Bugler: Communications on climate issues can move public opinion to change policy
“Talk more and talk better,” said Will Bugler when he pointed to other practitioners and communicators in the field of climate change resilience.
“As a researcher or a scientist, you can increase the impact of your work by taking your findings to the communities that you feature in your research,” he continues.
When he was 5 years old, Will moved from London to a farm in rural Herefordshire (in the west of England on the Welsh borders). His formative years were spent on the family farm, staying up late to help with lambing in the spring, climbing hay bales in the summer, and apple picking in the autumn.
“It was a good place to grow up – I appreciated the space and the freedom of the outdoors. But I think on reflection it also gave me a real understanding of how the world is shaped by nature – you can’t escape it on the farm – your days are dictated by the weather and the seasons, your crops succeed or fail, it is a good year or a bad one,” Will recollected about his childhood.
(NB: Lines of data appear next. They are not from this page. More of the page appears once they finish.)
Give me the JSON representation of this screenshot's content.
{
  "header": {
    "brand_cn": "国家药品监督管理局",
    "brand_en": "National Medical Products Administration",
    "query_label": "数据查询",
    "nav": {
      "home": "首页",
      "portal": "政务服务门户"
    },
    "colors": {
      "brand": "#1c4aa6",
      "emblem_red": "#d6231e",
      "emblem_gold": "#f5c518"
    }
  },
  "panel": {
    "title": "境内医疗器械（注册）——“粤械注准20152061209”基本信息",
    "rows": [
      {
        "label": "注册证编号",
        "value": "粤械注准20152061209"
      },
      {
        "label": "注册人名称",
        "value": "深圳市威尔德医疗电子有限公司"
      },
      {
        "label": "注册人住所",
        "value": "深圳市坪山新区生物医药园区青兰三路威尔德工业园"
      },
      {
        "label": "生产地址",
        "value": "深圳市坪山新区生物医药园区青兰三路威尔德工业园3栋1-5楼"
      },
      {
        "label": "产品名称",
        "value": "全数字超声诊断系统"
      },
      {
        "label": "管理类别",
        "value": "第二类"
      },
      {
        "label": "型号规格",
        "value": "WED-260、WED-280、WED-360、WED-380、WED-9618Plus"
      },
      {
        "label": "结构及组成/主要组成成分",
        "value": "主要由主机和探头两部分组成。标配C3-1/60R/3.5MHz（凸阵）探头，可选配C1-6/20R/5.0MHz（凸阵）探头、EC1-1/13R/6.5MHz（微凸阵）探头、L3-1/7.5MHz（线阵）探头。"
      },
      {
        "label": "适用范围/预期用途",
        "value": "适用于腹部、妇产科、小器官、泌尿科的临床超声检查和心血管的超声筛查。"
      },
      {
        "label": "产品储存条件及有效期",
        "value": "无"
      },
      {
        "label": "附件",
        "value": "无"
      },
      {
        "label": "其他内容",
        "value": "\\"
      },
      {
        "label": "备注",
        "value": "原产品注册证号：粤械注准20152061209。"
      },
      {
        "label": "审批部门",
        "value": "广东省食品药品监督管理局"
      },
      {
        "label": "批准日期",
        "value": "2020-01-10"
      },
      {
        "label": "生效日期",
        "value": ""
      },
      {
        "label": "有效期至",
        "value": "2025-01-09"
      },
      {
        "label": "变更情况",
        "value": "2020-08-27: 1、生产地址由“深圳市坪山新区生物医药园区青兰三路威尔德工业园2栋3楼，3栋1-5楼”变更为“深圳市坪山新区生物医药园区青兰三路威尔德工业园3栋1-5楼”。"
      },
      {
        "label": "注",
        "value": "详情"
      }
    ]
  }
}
His work on communicating climate change began when he got an internship position at the UK Department for Environment Food and Rural Affairs, working as a researcher in their ‘adapting to climate change team’.
He remembers, as one of his first jobs, being asked to write a definition paper on ‘sustainable adaptation to climate change’ for the Sustainable Development Commission (SDC).
“‘Talk about an exercise in futility!’ I thought, if anyone didn’t need a paper from an over-enthusiastic, recent graduate about what constitutes ‘sustainable adaptation’ it was the highly-educated professionals at the SDC,” said Will.
From there, he worked in a couple of other policy-related jobs and then did a short stint at the Ecologist Magazine. He found that he enjoyed writing about environmental issues, and grappling with the challenge of presenting scientific work in an engaging way.
He continued his writing on resilience issues by setting up the Get Resilient website (www.getresilient.com) which he still manages today.
In 2011, Will took a job with Acclimatise, one of the few consulting firms in Europe that specialises exclusively in climate adaptation and resilience.
“It was through my work there that I became fully aware of how central communications is to the issue of climate change.”
Will has done a lot of work on climate change communications in urban contexts. He leads Acclimatise’s work on communication. They have given him a lot of freedom to explore this area of work, and the people are only just beginning to understand the potential of climate communications to drive change.
“In many ways, our collective failure to successfully tackle climate change is one of communication. Given my job – I would say that. But the science around climate change has been as certain as science gets for decades.” said Will.
Speaking about inclusiveness in communicating climate change resilience, Will thought that one of the most important questions that we need to ask is resilience for whom? This is where communications comes to the fore. For him, it’s not just a matter of raising awareness of climate change resilience, but we also need to create new forums for dialogues that allow for new voices to be heard on climate issues; voices that are too often ignored.
“I think that effective communications on climate issues can do a huge amount to move public opinion, and change policy.”
In building awareness on climate change resilience, said Will, there are many challenges, but above all we need to develop more communications on climate resilience that resonate with people who hold conservative values, or who are not necessarily archetypal ‘environmental activists’.
This means several things: changing the way we frame our messages, the stories we tell, and importantly accepting that sometimes we’re probably not the right people to deliver the message. We need to find trusted messengers to engage new audiences.
Recommended reading: Talking Climate: From Research to Practice in Public Engagement by Adam Corner and Jamie Clarke
Recommended documentary video: Dr Joanna Jordan’s short documentary, The Lived Experience of Climate Change